Participants in UK Dementia Study Display 'Inspiring Attempts' at Art

artwork of sun from "Inspiring Attempts" exhibtion
collage artwork from "Inspiring Attempts"
artwork from "Inspiring Attempts" exhibition
"Inspiring Attempts" exhibition poster
LEXINGTON, Ky. (Oct. 25, 2016)  "Inspiring Attempts: Artworks from the Fall 2016 Visual Arts Study" gives art patrons a chance to see how the visual arts can benefit individuals with dementia with a new exhibition of work by participants in a second study at the University of Kentucky. The exhibit, running through Oct. 29, on the second floor of UK's new Art and Visual Studies Building, is free and open to the public.

“The exhibit is truly beautiful and shows the talent and effort of all of the participants in the study," said researcher Allan Richards, an associate professor of art education at UK School of Art and Visual Studies.

His research partner, Ann Christianson-Tietyen, agreed wholeheartedly. “We had a wonderful time this fall and the participants seemed to enjoy all of the art activities and the challenges involved. They produced beautiful works of art.”

Dementia is a decline of cognitive health that interferes with everyday life. Alzheimer's disease (AD) is the most recognizable form of dementia, but many other conditions can also affect cognitive health. There is no cure for AD, and almost all patients with dementia eventually require constant care from a caregiver or loved one. In 2015, there were 5.3 million Americans suffering from this devastating disease.

Beginning this past February, Christianson-Tietyen and Richards have been looking at how the visual arts can have a positive effect on people who suffer from mild to moderate dementia. The study also includes caregivers.
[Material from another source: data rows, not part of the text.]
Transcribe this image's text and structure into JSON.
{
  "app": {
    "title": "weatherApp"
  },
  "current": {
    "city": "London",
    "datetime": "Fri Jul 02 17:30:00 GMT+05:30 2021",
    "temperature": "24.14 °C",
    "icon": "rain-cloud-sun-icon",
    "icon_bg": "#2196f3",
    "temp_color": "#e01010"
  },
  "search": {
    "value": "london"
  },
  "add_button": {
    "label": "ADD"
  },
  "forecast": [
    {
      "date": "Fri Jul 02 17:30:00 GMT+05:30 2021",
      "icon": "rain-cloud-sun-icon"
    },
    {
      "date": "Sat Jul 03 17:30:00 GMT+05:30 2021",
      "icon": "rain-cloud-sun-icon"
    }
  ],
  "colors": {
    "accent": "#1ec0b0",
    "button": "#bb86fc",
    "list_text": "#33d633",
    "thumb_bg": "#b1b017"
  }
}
In the creation of art, multiple aspects of learning take place and multiple domains related to learning are engaged, including focus and concentration, problem-solving skills, tolerance to ambiguity, image and concept formation, imagination and visual-spatial thinking. In addition, feelings and emotional sensitivities are involved in producing a work of art, as well as important motor skills like hand-eye coordination.

By having study participants create art — painting, sculpture or collage — the researchers hope to enhance problem solving skills, focus/concentration and hand-eye coordination for individuals with dementia. They also hope to see an improvement in mood and in overall thinking, which would contribute significantly to quality of life.
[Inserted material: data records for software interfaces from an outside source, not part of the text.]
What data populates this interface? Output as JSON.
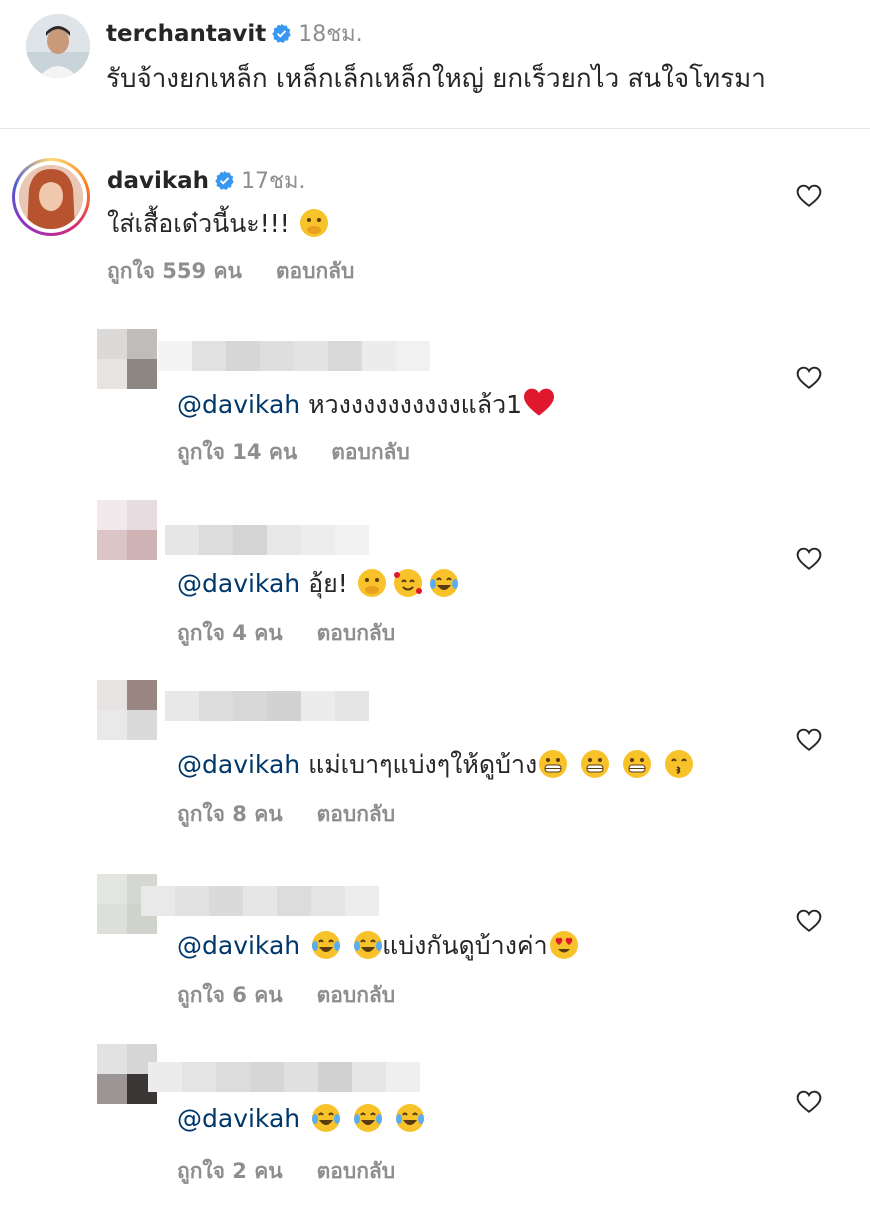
{
  "caption": {
    "username": "terchantavit",
    "time": "18ชม.",
    "text": "รับจ้างยกเหล็ก เหล็กเล็กเหล็กใหญ่  ยกเร็วยกไว สนใจโทรมา"
  },
  "top_comment": {
    "username": "davikah",
    "time": "17ชม.",
    "text": "ใส่เสื้อเด๋วนี้นะ!!!",
    "likes": "ถูกใจ 559 คน",
    "reply": "ตอบกลับ"
  },
  "replies": [
    {
      "mention": "@davikah",
      "text": " หวงงงงงงงงงงแล้ว1",
      "likes": "ถูกใจ 14 คน",
      "reply": "ตอบกลับ"
    },
    {
      "mention": "@davikah",
      "text": " อุ้ย! ",
      "likes": "ถูกใจ 4 คน",
      "reply": "ตอบกลับ"
    },
    {
      "mention": "@davikah",
      "text": " แม่เบาๆแบ่งๆให้ดูบ้าง",
      "likes": "ถูกใจ 8 คน",
      "reply": "ตอบกลับ"
    },
    {
      "mention": "@davikah",
      "text": "แบ่งกันดูบ้างค่า",
      "likes": "ถูกใจ 6 คน",
      "reply": "ตอบกลับ"
    },
    {
      "mention": "@davikah",
      "text": "",
      "likes": "ถูกใจ 2 คน",
      "reply": "ตอบกลับ"
    }
  ],
  "icons": {
    "verified": "verified-badge-icon",
    "like": "heart-outline-icon"
  },
  "colors": {
    "verified": "#3897f0",
    "mention": "#00376b",
    "meta": "#8e8e8e"
  }
}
The UK study was made possible through a grant from the Sanders-Brown Center on Aging Alzheimer’s Disease Center. To date the grant has funded the implementation of two eight-week programs for groups of individuals with dementia and their caregivers. Christianson-Tietyen and Richards' team also includes test administrators Derek Cryer, Elizabeth Jerrell, Olivia Lussi and Sarah N. Smith. 

The UK School of Art and Visual Studies at the UK College of Fine Arts is an accredited member of the National Association of Schools of Art and Design and offers undergraduate and graduate degrees in the fields of art studioart history and visual studies and art education.
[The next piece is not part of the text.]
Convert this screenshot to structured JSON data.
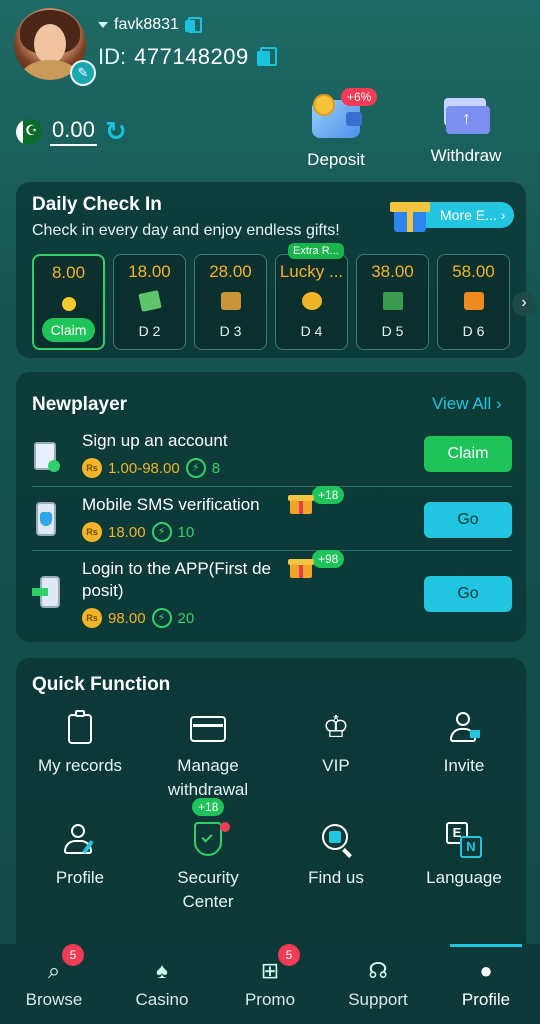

UK is the University for Kentucky. At UK, we are educating more students, treating more patients with complex illnesses and conducting more research and service than at any time in our 150-year history. To read more about the UK story and how you can support continued investment in your university and the Commonwealth, go to: #uk4ky #seeblue